Get more with myNEWS
A personalised news feed of stories that matter to you
Learn more
China Aviation Lithium Battery (CALB), the country’s third-largest maker of electric-vehicle batteries won approval for a share sale from the Hong Kong stock exchange’s listing committee on Thursday. Photo: Facebook

China Aviation Lithium Battery wins Hong Kong bourse approval for US$2 billion IPO

  • If successful, the No. 3 battery maker in China could become the second-largest IPO in Hong Kong this year
  • Backed by state-owned aerospace giant Aviation Industry Corp of China, CALB plans to raise funds to ramp up production capacity

China Aviation Lithium Battery (CALB), the country’s third-largest electric vehicle (EV) battery maker, won approval from the Hong Kong stock exchange’s listing committee on Thursday for a share sale that could raise up to US$2 billion, sources close to the deal said.

CALB’s Hong Kong share sale would follow the initial public offering (IPO) by lithium ore miner and EV battery maker Tianqi Lithium, which raised US$1.7 billion in July. If successful, CALB could become the second-largest IPO in the city this year, after China Tourism Group Duty Free’s US$2.1 billion deal.

CALB declined to comment whether the application was approved.

Unlike Tianqi Lithium, which is also listed in Shanghai, Jiangsu-based CALB has never been listed elsewhere.
The Connect Hall at Hong Kong Exchanges and Clearing in Central, Hong Kong. CALB could become the city’s second-largest initial public offering this year. Photo: SCMP / Jonathan Wong
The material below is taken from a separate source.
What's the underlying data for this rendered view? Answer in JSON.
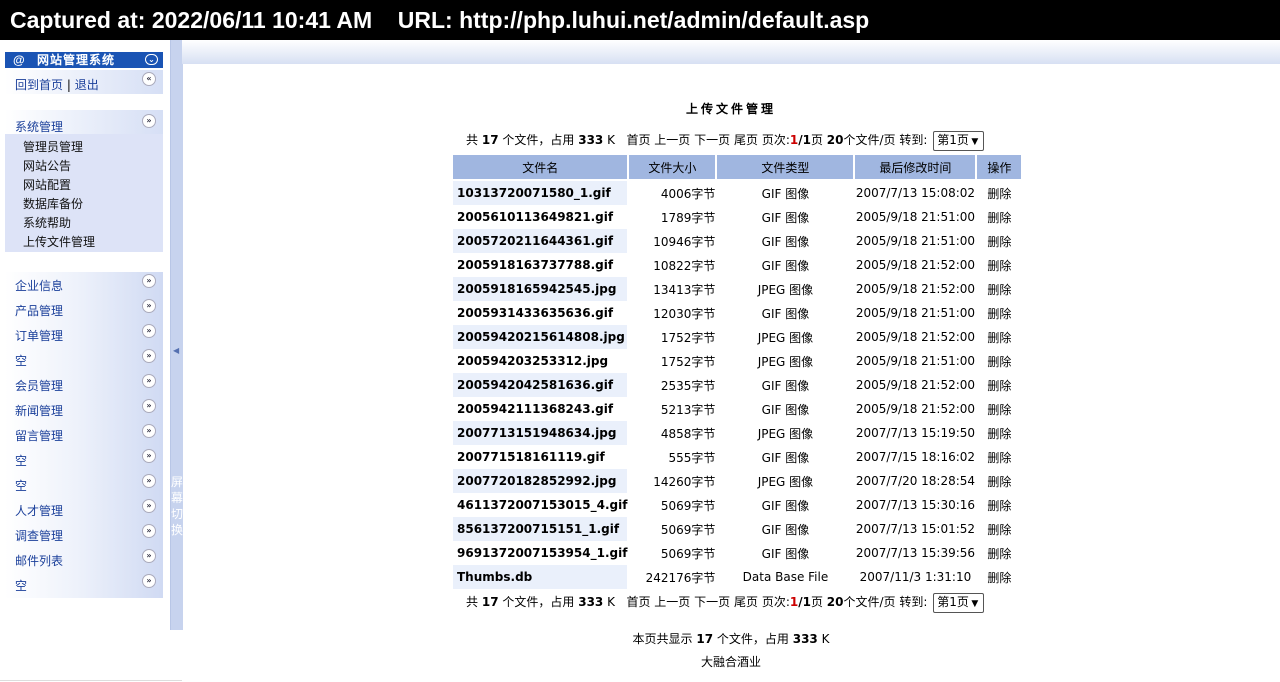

“Demand for EV batteries in China will continue to increase amid surging sales of battery-powered vehicles,” said Ivan Li, a fund manager at Loyal Wealth Management in Shanghai. “As the No. 3 player in the domestic EV battery industry, CALB needs fresh capital to propel growth and increase market share.”

The company was co-founded in 2015 by a unit controlled by Aviation Industry Corp of China (AVIC), the state-owned conglomerate that makes fighter jets for the military and owns about 10 per cent of CALB. Other shareholders include the local government of Jinta district in northeastern Jiangsu province.
“We plan to use the proceeds to build up and expand a number of production base projects for EV batteries and energy storage systems,” the company said in the draft document, adding that it intends to ramp up production capacity to 25 gigawatt-hours (GWh) of batteries per month by the end of this year, from 1.2 GWh as of January.
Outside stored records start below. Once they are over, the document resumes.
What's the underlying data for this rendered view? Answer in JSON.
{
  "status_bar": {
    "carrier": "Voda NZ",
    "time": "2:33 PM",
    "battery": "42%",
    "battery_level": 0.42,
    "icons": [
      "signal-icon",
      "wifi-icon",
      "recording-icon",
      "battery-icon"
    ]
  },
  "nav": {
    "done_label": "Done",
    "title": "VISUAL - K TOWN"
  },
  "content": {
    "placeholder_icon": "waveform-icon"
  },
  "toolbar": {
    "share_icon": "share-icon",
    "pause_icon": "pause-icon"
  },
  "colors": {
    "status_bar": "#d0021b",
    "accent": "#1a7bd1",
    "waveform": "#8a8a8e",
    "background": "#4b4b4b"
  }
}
Chinese smart-battery swap stations can change EV batteries automatically

Chinese smart-battery swap stations can change EV batteries automatically
CALB’s share sale may coincide with that of Leapmotor, a Zhejiang-based electric vehicle start-up which may kick off its IPO this month to raise up to US$1.5 billion, according to a source close to the deal.
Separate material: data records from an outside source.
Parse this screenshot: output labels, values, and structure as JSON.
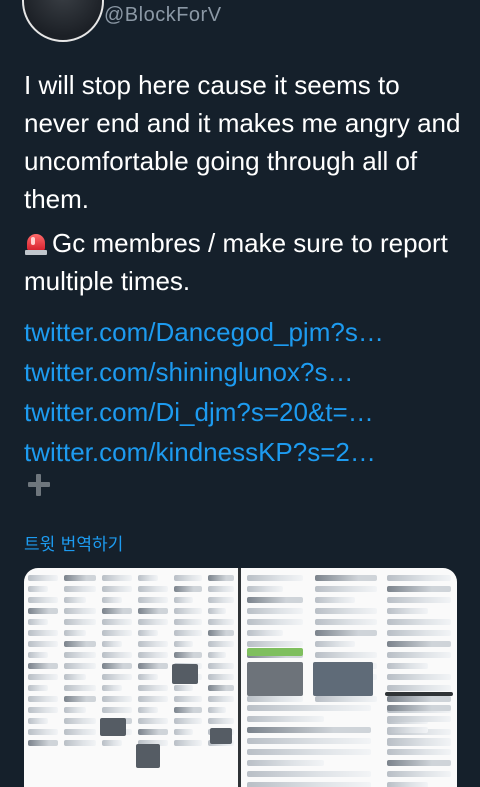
{
  "header": {
    "handle": "@BlockForV"
  },
  "tweet": {
    "paragraph1": "I will stop here cause it seems to never end and it makes me angry and uncomfortable going through all of them.",
    "paragraph2_icon": "police-car-light-icon",
    "paragraph2": "Gc membres / make sure to report multiple times.",
    "links": [
      "twitter.com/Dancegod_pjm?s…",
      "twitter.com/shininglunox?s…",
      "twitter.com/Di_djm?s=20&t=…",
      "twitter.com/kindnessKP?s=2…"
    ]
  },
  "actions": {
    "expand_icon": "plus-icon",
    "translate_label": "트윗 번역하기"
  },
  "colors": {
    "background": "#15202b",
    "link": "#1d9bf0",
    "muted": "#8b98a5"
  }
}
CALB counts Leapmotor, Geely Auto’s affiliate Viridi E-mobility Tech (Ningbo) and Guangzhou Automobile Group’s EV marque Aion as customers, according to its draft filing to the exchange.

China’s EV battery market is highly concentrated, with the top three manufacturers accounting for 74 per cent of the total EV battery capacity in 2021, according to consultant Frost & Sullivan, cited by CALB in its draft prospectus.

Contemporary Amperex Technology (CATL), the world’s largest EV battery maker, supplied 13.3 GWh of batteries in July, followed by BYD’s 6.4 GWh, according to data by Seoul-based SNE Research.

CALB was ranked third with EV battery output of 2.1 GWh in July, less than a third of BYD’s volume and just 16 per cent of CATL’s.

Where do 1 million EVs go for charging amid China’s power crunch?

CALB reported 111.5 million yuan (US$16 million) in net profit in 2021, turning around from a net loss of 18.3 million yuan in 2020.

A successful IPO by CALB would be a shot in the arm for Hong Kong Exchanges & Clearing, which is forecast to rank as the fourth-largest listing venue globally for the first nine months this year by Deloitte, after not even making it to the top five in the first half due to a dearth of billion-dollar IPOs. The Hong Kong bourse operator regained some ground in the third quarter, thanks to the Tianqi Lithium and China Travel Group Duty Free IPOs.

Huatai International is the sole-sponsor for the deal. The brokerage, together with Citi, Credit Suisse and JPMorgan are the joint global coordinators.